PROVIDED RECORDS
:::
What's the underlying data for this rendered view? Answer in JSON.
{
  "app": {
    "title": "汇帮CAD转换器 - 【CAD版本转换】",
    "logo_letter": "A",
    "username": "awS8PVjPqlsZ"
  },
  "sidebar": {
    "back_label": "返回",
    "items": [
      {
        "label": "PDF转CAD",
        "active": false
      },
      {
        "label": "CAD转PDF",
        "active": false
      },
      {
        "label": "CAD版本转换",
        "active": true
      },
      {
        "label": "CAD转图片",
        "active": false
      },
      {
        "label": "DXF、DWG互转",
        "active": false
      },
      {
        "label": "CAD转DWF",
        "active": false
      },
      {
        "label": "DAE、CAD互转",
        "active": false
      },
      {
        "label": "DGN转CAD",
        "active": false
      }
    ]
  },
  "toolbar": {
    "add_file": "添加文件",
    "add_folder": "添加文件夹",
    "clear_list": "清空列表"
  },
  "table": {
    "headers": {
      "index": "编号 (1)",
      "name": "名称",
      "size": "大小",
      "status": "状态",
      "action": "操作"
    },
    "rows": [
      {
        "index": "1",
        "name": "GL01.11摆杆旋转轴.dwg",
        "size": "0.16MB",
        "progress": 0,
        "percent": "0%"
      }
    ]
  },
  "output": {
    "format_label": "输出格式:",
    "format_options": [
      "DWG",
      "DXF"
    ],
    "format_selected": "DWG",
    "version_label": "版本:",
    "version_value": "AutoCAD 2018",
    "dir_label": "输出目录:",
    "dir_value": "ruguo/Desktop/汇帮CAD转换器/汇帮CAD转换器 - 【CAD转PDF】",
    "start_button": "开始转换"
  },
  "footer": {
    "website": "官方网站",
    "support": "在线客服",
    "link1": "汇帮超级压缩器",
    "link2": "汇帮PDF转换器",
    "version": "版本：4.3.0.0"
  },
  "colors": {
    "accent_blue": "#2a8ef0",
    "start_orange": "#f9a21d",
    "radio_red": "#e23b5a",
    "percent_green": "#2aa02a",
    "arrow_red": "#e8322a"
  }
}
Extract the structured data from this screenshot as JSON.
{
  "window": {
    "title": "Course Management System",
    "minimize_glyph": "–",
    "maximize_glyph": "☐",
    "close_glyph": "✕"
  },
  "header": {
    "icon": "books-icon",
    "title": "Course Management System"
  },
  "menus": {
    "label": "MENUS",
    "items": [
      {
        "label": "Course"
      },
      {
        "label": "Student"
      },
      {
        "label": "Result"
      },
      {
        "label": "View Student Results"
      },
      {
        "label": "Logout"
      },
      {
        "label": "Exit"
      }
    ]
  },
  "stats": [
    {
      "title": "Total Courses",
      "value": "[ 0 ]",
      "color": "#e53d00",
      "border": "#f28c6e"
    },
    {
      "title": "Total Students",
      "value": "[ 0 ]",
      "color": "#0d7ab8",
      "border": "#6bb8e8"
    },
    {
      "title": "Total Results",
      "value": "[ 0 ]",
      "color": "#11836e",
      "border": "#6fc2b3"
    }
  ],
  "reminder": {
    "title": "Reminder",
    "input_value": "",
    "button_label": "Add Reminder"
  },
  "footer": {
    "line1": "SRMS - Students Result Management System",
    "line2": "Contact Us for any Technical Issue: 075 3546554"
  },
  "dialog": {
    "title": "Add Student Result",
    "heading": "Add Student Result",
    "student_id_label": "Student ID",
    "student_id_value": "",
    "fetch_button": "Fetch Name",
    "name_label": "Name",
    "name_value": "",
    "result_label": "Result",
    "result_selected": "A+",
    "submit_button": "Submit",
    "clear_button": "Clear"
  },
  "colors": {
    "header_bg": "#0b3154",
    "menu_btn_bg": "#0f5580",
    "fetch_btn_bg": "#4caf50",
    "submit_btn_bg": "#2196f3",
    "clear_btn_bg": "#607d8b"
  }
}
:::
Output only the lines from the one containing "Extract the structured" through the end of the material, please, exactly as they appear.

WRITTEN RESPONSE
Extract the structured data from this screenshot as JSON.
{
  "window": {
    "title": "Course Management System",
    "minimize_glyph": "–",
    "maximize_glyph": "☐",
    "close_glyph": "✕"
  },
  "header": {
    "icon": "books-icon",
    "title": "Course Management System"
  },
  "menus": {
    "label": "MENUS",
    "items": [
      {
        "label": "Course"
      },
      {
        "label": "Student"
      },
      {
        "label": "Result"
      },
      {
        "label": "View Student Results"
      },
      {
        "label": "Logout"
      },
      {
        "label": "Exit"
      }
    ]
  },
  "stats": [
    {
      "title": "Total Courses",
      "value": "[ 0 ]",
      "color": "#e53d00",
      "border": "#f28c6e"
    },
    {
      "title": "Total Students",
      "value": "[ 0 ]",
      "color": "#0d7ab8",
      "border": "#6bb8e8"
    },
    {
      "title": "Total Results",
      "value": "[ 0 ]",
      "color": "#11836e",
      "border": "#6fc2b3"
    }
  ],
  "reminder": {
    "title": "Reminder",
    "input_value": "",
    "button_label": "Add Reminder"
  },
  "footer": {
    "line1": "SRMS - Students Result Management System",
    "line2": "Contact Us for any Technical Issue: 075 3546554"
  },
  "dialog": {
    "title": "Add Student Result",
    "heading": "Add Student Result",
    "student_id_label": "Student ID",
    "student_id_value": "",
    "fetch_button": "Fetch Name",
    "name_label": "Name",
    "name_value": "",
    "result_label": "Result",
    "result_selected": "A+",
    "submit_button": "Submit",
    "clear_button": "Clear"
  },
  "colors": {
    "header_bg": "#0b3154",
    "menu_btn_bg": "#0f5580",
    "fetch_btn_bg": "#4caf50",
    "submit_btn_bg": "#2196f3",
    "clear_btn_bg": "#607d8b"
  }
}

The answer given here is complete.